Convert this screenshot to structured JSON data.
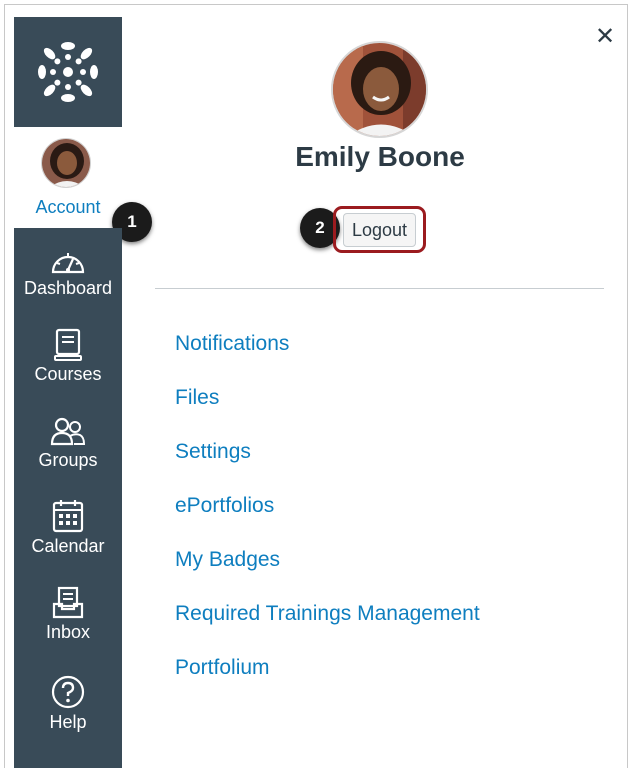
{
  "nav": {
    "account_label": "Account",
    "items": [
      {
        "label": "Dashboard",
        "icon": "dashboard-icon"
      },
      {
        "label": "Courses",
        "icon": "courses-icon"
      },
      {
        "label": "Groups",
        "icon": "groups-icon"
      },
      {
        "label": "Calendar",
        "icon": "calendar-icon"
      },
      {
        "label": "Inbox",
        "icon": "inbox-icon"
      },
      {
        "label": "Help",
        "icon": "help-icon"
      }
    ]
  },
  "callouts": {
    "one": "1",
    "two": "2"
  },
  "profile": {
    "name": "Emily Boone",
    "logout_label": "Logout",
    "close_glyph": "✕"
  },
  "links": [
    "Notifications",
    "Files",
    "Settings",
    "ePortfolios",
    "My Badges",
    "Required Trainings Management",
    "Portfolium"
  ],
  "colors": {
    "nav_bg": "#394b58",
    "link": "#0e7ebf",
    "highlight": "#9b1b1f",
    "text": "#2d3b45"
  }
}
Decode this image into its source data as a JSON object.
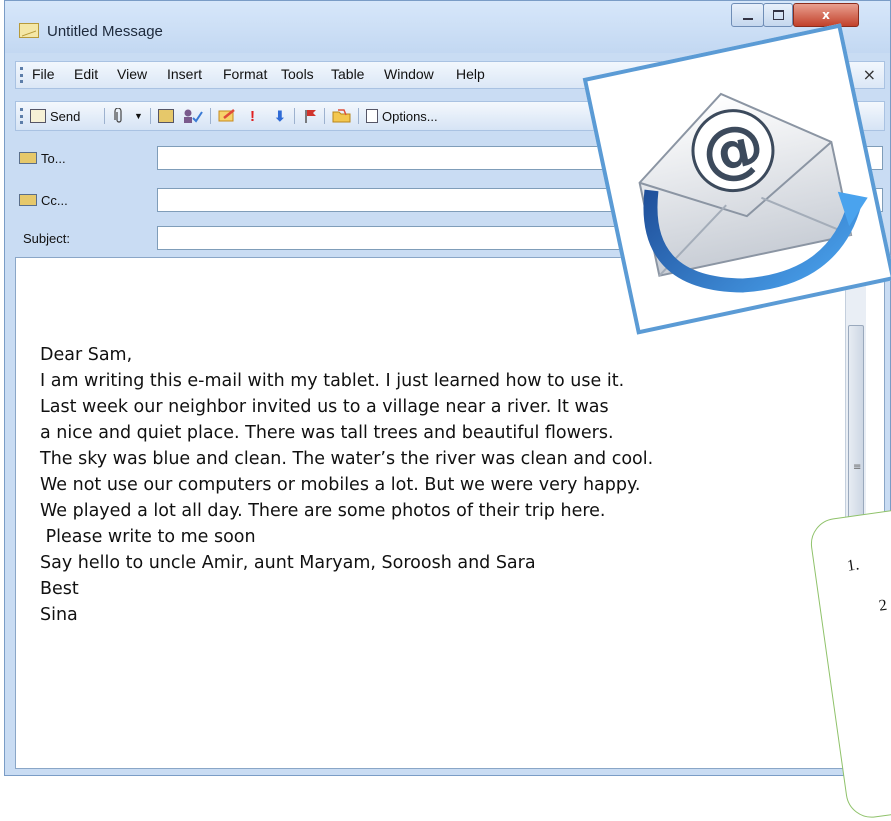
{
  "window": {
    "title": "Untitled Message",
    "close_glyph": "x"
  },
  "menu": {
    "items": [
      "File",
      "Edit",
      "View",
      "Insert",
      "Format",
      "Tools",
      "Table",
      "Window",
      "Help"
    ],
    "close_glyph": "×"
  },
  "toolbar": {
    "send_label": "Send",
    "options_label": "Options..."
  },
  "fields": {
    "to_label": "To...",
    "cc_label": "Cc...",
    "subject_label": "Subject:"
  },
  "message": {
    "lines": [
      "Dear Sam,",
      "I am writing this e-mail with my tablet. I just learned how to use it.",
      "Last week our neighbor invited us to a village near a river. It was",
      "a nice and quiet place. There was tall trees and beautiful flowers.",
      "The sky was blue and clean. The water’s the river was clean and cool.",
      "We not use our computers or mobiles a lot. But we were very happy.",
      "We played a lot all day. There are some photos of their trip here.",
      " Please write to me soon",
      "Say hello to uncle Amir, aunt Maryam, Soroosh and Sara",
      "Best",
      "Sina"
    ]
  },
  "callout": {
    "item1": "1.",
    "item2": "2"
  },
  "colors": {
    "accent": "#5b9bd5",
    "chrome": "#c9dcf3",
    "callout_border": "#8fc26a"
  },
  "icons": [
    "envelope-icon",
    "send-icon",
    "paperclip-icon",
    "address-book-icon",
    "check-names-icon",
    "importance-high-icon",
    "importance-low-icon",
    "flag-icon",
    "folder-icon",
    "options-icon",
    "email-at-icon"
  ]
}
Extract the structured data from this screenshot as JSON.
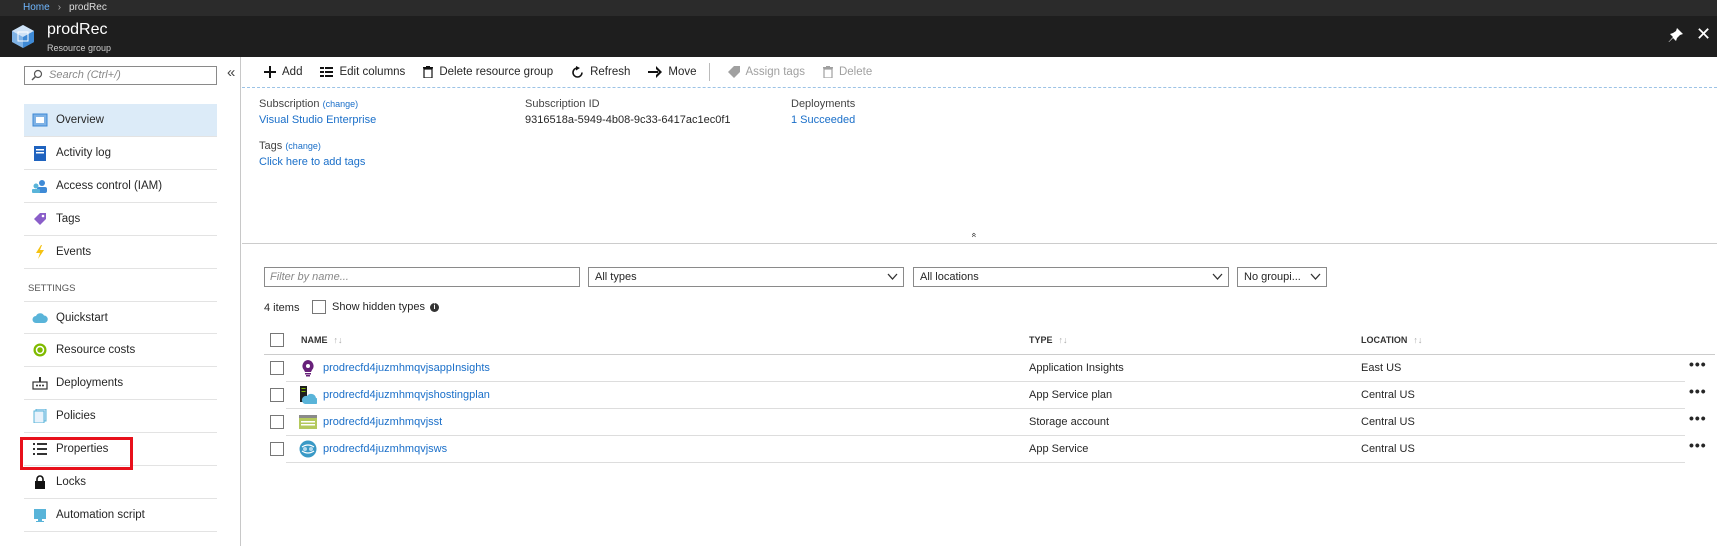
{
  "breadcrumb": {
    "home": "Home",
    "current": "prodRec"
  },
  "header": {
    "title": "prodRec",
    "subtitle": "Resource group"
  },
  "sidebar": {
    "search_placeholder": "Search (Ctrl+/)",
    "collapse_glyph": "«",
    "items": [
      {
        "label": "Overview",
        "icon": "overview-icon"
      },
      {
        "label": "Activity log",
        "icon": "activity-log-icon"
      },
      {
        "label": "Access control (IAM)",
        "icon": "iam-icon"
      },
      {
        "label": "Tags",
        "icon": "tag-icon"
      },
      {
        "label": "Events",
        "icon": "lightning-icon"
      }
    ],
    "settings_label": "SETTINGS",
    "settings_items": [
      {
        "label": "Quickstart",
        "icon": "cloud-icon"
      },
      {
        "label": "Resource costs",
        "icon": "cost-icon"
      },
      {
        "label": "Deployments",
        "icon": "deployments-icon"
      },
      {
        "label": "Policies",
        "icon": "policy-icon"
      },
      {
        "label": "Properties",
        "icon": "properties-icon"
      },
      {
        "label": "Locks",
        "icon": "lock-icon"
      },
      {
        "label": "Automation script",
        "icon": "automation-icon"
      }
    ]
  },
  "toolbar": {
    "add": "Add",
    "edit_columns": "Edit columns",
    "delete_group": "Delete resource group",
    "refresh": "Refresh",
    "move": "Move",
    "assign_tags": "Assign tags",
    "delete": "Delete"
  },
  "essentials": {
    "subscription_label": "Subscription",
    "change": "(change)",
    "subscription_value": "Visual Studio Enterprise",
    "subscription_id_label": "Subscription ID",
    "subscription_id_value": "9316518a-5949-4b08-9c33-6417ac1ec0f1",
    "deployments_label": "Deployments",
    "deployments_value": "1 Succeeded",
    "tags_label": "Tags",
    "tags_value": "Click here to add tags",
    "collapse_glyph": "«"
  },
  "filters": {
    "name_placeholder": "Filter by name...",
    "types": "All types",
    "locations": "All locations",
    "grouping": "No groupi..."
  },
  "list": {
    "count": "4 items",
    "show_hidden": "Show hidden types",
    "columns": {
      "name": "NAME",
      "type": "TYPE",
      "location": "LOCATION"
    },
    "sort_glyph": "↑↓",
    "more_glyph": "•••",
    "rows": [
      {
        "name": "prodrecfd4juzmhmqvjsappInsights",
        "type": "Application Insights",
        "location": "East US",
        "icon": "app-insights-icon"
      },
      {
        "name": "prodrecfd4juzmhmqvjshostingplan",
        "type": "App Service plan",
        "location": "Central US",
        "icon": "app-service-plan-icon"
      },
      {
        "name": "prodrecfd4juzmhmqvjsst",
        "type": "Storage account",
        "location": "Central US",
        "icon": "storage-account-icon"
      },
      {
        "name": "prodrecfd4juzmhmqvjsws",
        "type": "App Service",
        "location": "Central US",
        "icon": "app-service-icon"
      }
    ]
  }
}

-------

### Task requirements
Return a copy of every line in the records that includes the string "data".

### Output below
Convert this screenshot to structured JSON data.
Decode this image into its source data as a JSON object.
Extract the structured data from this screenshot as JSON.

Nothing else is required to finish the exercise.